Technical Report

Published Report

Slavin, R. E. (2020). How evidence-based reform will transform research and practice in education. Educational Psychologist, 55 (1), 21-31. DOI: 10.1080/00461520.2019.1611432.

Education policies should support the use of programs and practices with strong evidence of effectiveness. The Every Student Succeeds Act (ESSA) contains evidence standards and incentives to use programs that meet them. This provides a great opportunity for evidence to play a stronger role in decisions about education programs and practices. However, for evidence-based reform to prevail, three conditions must exist: many practical programs with solid evidence; trusted and user-friendly reviews of research; and more education policies that provide incentives for use of proven programs. The article discusses recent progress in each of these areas and notes difficulties in each. It makes a case that if these difficulties can be effectively addressed, evidence-based reform may begin to make a meaningful difference in education outcomes at the national level.

Technical Report

Published Report

Slavin, R. (2017). Evidence-based reform in education. Journal of Education for Students Placed at Risk, 22 (3), 178-184.  

Summer School Meta-Analysis

There has long been interest in using summertime to provide supplemental education to students who need it. But are summer programs effective? This review includes 19 randomized studies on the effects of summer intervention programs on reading and mathematics, based on rigorous quality criteria. In reading, there were two types of summer programs: summer school and summer book reading approaches. In mathematics, there was only summer school. The mean effect of summer school programs on reading achievement were positive (mean ES = +0.23), but there were no positive effects, on average, of summer book reading programs (ES=0.00). In mathematics, positive mean effects were also found for summer programs (ES=+0.17). However, the positive-appearing means for summer schools were not statistically significant in a metaregression, and depended on just two reading and one math study with very large impacts. These successful interventions focused on well-defined objectives with intensive teaching.

Technical Report

Quantitative Synthesis of Success for All

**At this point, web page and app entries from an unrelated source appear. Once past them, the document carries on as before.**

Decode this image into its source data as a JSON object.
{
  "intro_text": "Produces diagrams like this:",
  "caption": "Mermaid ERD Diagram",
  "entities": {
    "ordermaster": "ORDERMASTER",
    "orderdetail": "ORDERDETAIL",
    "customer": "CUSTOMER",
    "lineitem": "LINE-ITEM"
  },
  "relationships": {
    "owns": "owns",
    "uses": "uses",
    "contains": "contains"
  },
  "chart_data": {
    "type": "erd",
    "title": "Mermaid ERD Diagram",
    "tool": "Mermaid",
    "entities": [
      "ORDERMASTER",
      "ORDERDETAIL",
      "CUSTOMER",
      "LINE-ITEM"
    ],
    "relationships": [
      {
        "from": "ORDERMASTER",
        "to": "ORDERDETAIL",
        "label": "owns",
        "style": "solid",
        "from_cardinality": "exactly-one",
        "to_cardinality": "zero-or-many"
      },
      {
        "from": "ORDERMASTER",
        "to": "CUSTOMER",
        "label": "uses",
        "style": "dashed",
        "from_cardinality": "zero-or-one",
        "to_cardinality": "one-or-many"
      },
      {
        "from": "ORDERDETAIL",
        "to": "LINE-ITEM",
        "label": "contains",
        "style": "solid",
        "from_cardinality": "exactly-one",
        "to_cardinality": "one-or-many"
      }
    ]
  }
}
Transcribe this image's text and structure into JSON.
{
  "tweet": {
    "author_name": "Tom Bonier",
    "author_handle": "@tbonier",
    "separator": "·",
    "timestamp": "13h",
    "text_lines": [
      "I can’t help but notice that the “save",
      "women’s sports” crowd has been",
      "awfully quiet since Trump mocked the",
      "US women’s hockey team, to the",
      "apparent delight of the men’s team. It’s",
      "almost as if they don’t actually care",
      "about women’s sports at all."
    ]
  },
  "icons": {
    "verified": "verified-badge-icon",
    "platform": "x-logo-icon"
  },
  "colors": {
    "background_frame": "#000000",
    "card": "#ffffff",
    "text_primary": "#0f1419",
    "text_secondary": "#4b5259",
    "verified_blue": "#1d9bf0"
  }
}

Success for All (SFA) is a comprehensive whole-school approach designed to help high-poverty elementary schools increase the reading success of their students. It is designed to ensure success in grades K-2 and then build on this success in later grades. SFA combines instruction emphasizing phonics and cooperative learning, one-to-small group tutoring for students who need it in the primary grades, frequent assessment and regrouping, parent involvement, distributed leadership, and extensive training and coaching. Over a 33-year period, SFA has been extensively evaluated, mostly by researchers unconnected to the program. This quantitative synthesis reviews the findings of these evaluations. Seventeen U.S. studies meeting rigorous inclusion standards had a mean effect size of +0.24 (p < .05) on independent measures. Effects were largest for low achievers (ES = +0.54, p < .01). Although outcomes vary across studies, mean impacts support the effectiveness of Success for All for the reading success of disadvantaged students.

Technical Report

Published Report

Cheung, A., Xie, C., Zhang, T., Neitzel, A., & Slavin, R. E. (2021). Success for All: A quantitative synthesis of evaluations. Journal of Research on Educational Effectiveness, 14 (1), 90-115..

READING / ELEMENTARY

This report systematically reviews research on the achievement outcomes of four types of approaches to improving the reading success of children in the elementary grades:

  • Reading Curricula
  • Instructional Technology
  • Instructional Process Programs
  • Combinations of Curricula and Instructional Process

Technical Report

Published Report

Slavin, R.E., Lake, C., Chambers, B., Cheung, A., & Davis, S. (2009).  Effective reading programs for the elementary grades: A best-evidence synthesis.  Review of Educational Research, 79 (4), 1391-1466.